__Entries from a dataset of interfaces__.
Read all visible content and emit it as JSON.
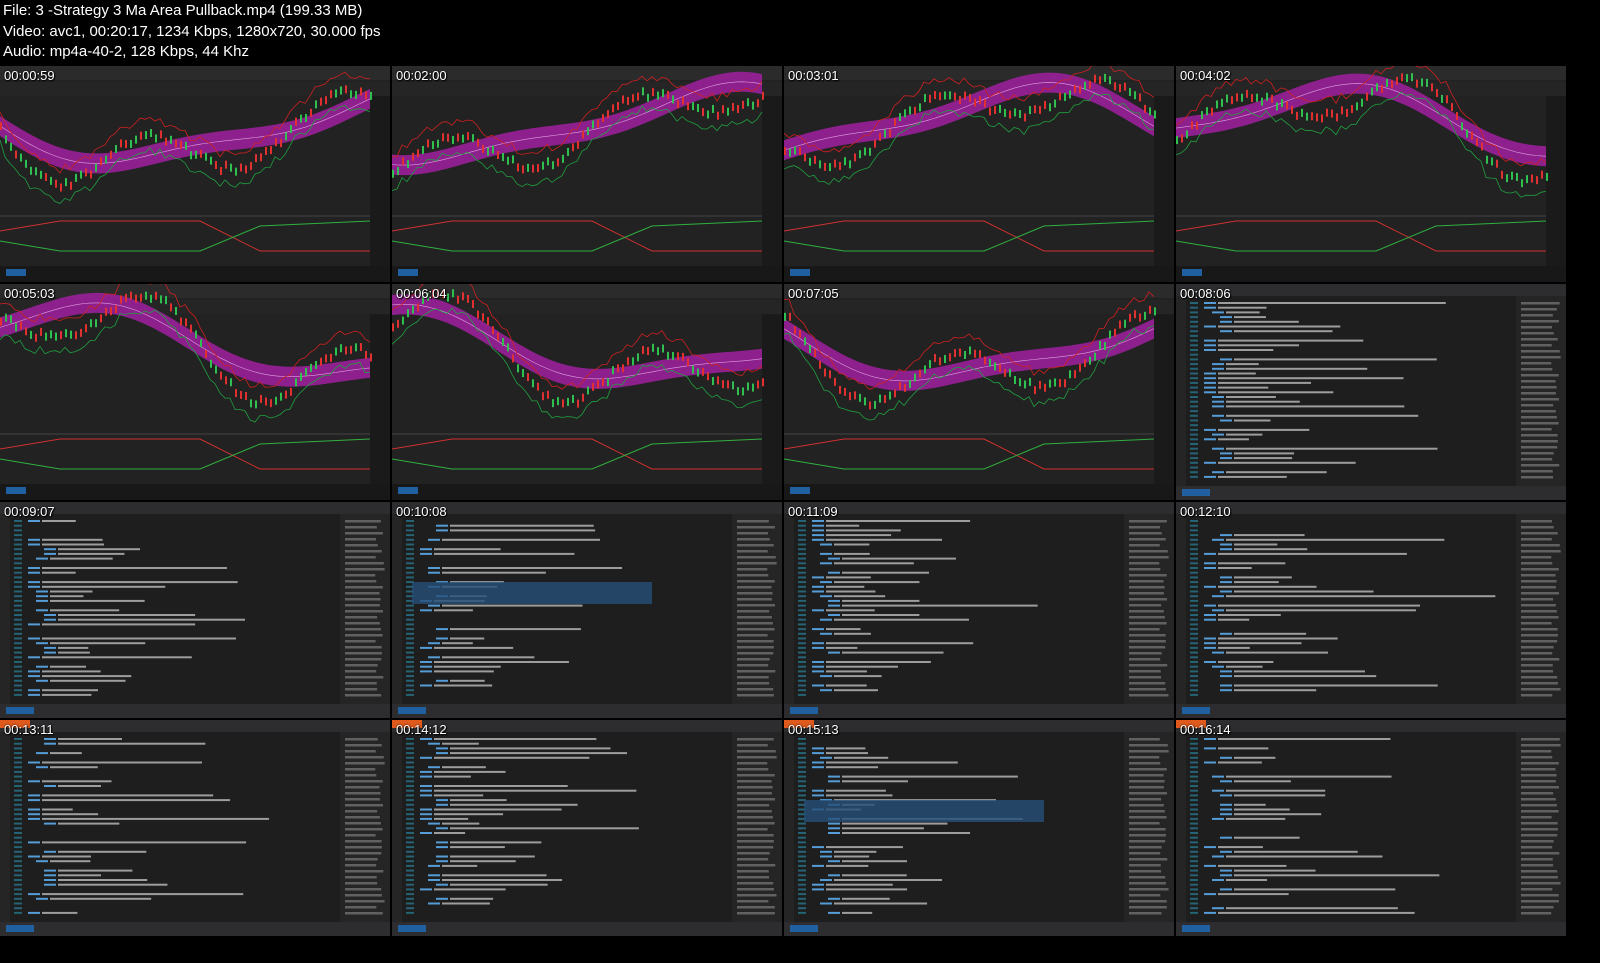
{
  "file_info": {
    "file_line": "File: 3 -Strategy 3 Ma Area Pullback.mp4 (199.33 MB)",
    "video_line": "Video: avc1, 00:20:17, 1234 Kbps, 1280x720, 30.000 fps",
    "audio_line": "Audio: mp4a-40-2, 128 Kbps, 44 Khz"
  },
  "frames": [
    {
      "timestamp": "00:00:59",
      "kind": "chart"
    },
    {
      "timestamp": "00:02:00",
      "kind": "chart"
    },
    {
      "timestamp": "00:03:01",
      "kind": "chart"
    },
    {
      "timestamp": "00:04:02",
      "kind": "chart"
    },
    {
      "timestamp": "00:05:03",
      "kind": "chart"
    },
    {
      "timestamp": "00:06:04",
      "kind": "chart"
    },
    {
      "timestamp": "00:07:05",
      "kind": "chart"
    },
    {
      "timestamp": "00:08:06",
      "kind": "code"
    },
    {
      "timestamp": "00:09:07",
      "kind": "code"
    },
    {
      "timestamp": "00:10:08",
      "kind": "code"
    },
    {
      "timestamp": "00:11:09",
      "kind": "code"
    },
    {
      "timestamp": "00:12:10",
      "kind": "code"
    },
    {
      "timestamp": "00:13:11",
      "kind": "code"
    },
    {
      "timestamp": "00:14:12",
      "kind": "code"
    },
    {
      "timestamp": "00:15:13",
      "kind": "code"
    },
    {
      "timestamp": "00:16:14",
      "kind": "code"
    }
  ],
  "colors": {
    "band": "#a020a0",
    "upper": "#d02020",
    "lower": "#20a040",
    "code_bg": "#1e1e1e",
    "accent": "#e05a1e"
  }
}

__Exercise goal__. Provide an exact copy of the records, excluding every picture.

__Exercise response__.
Read all visible content and emit it as JSON.
{
  "file_info": {
    "file_line": "File: 3 -Strategy 3 Ma Area Pullback.mp4 (199.33 MB)",
    "video_line": "Video: avc1, 00:20:17, 1234 Kbps, 1280x720, 30.000 fps",
    "audio_line": "Audio: mp4a-40-2, 128 Kbps, 44 Khz"
  },
  "frames": [
    {
      "timestamp": "00:00:59",
      "kind": "chart"
    },
    {
      "timestamp": "00:02:00",
      "kind": "chart"
    },
    {
      "timestamp": "00:03:01",
      "kind": "chart"
    },
    {
      "timestamp": "00:04:02",
      "kind": "chart"
    },
    {
      "timestamp": "00:05:03",
      "kind": "chart"
    },
    {
      "timestamp": "00:06:04",
      "kind": "chart"
    },
    {
      "timestamp": "00:07:05",
      "kind": "chart"
    },
    {
      "timestamp": "00:08:06",
      "kind": "code"
    },
    {
      "timestamp": "00:09:07",
      "kind": "code"
    },
    {
      "timestamp": "00:10:08",
      "kind": "code"
    },
    {
      "timestamp": "00:11:09",
      "kind": "code"
    },
    {
      "timestamp": "00:12:10",
      "kind": "code"
    },
    {
      "timestamp": "00:13:11",
      "kind": "code"
    },
    {
      "timestamp": "00:14:12",
      "kind": "code"
    },
    {
      "timestamp": "00:15:13",
      "kind": "code"
    },
    {
      "timestamp": "00:16:14",
      "kind": "code"
    }
  ],
  "colors": {
    "band": "#a020a0",
    "upper": "#d02020",
    "lower": "#20a040",
    "code_bg": "#1e1e1e",
    "accent": "#e05a1e"
  }
}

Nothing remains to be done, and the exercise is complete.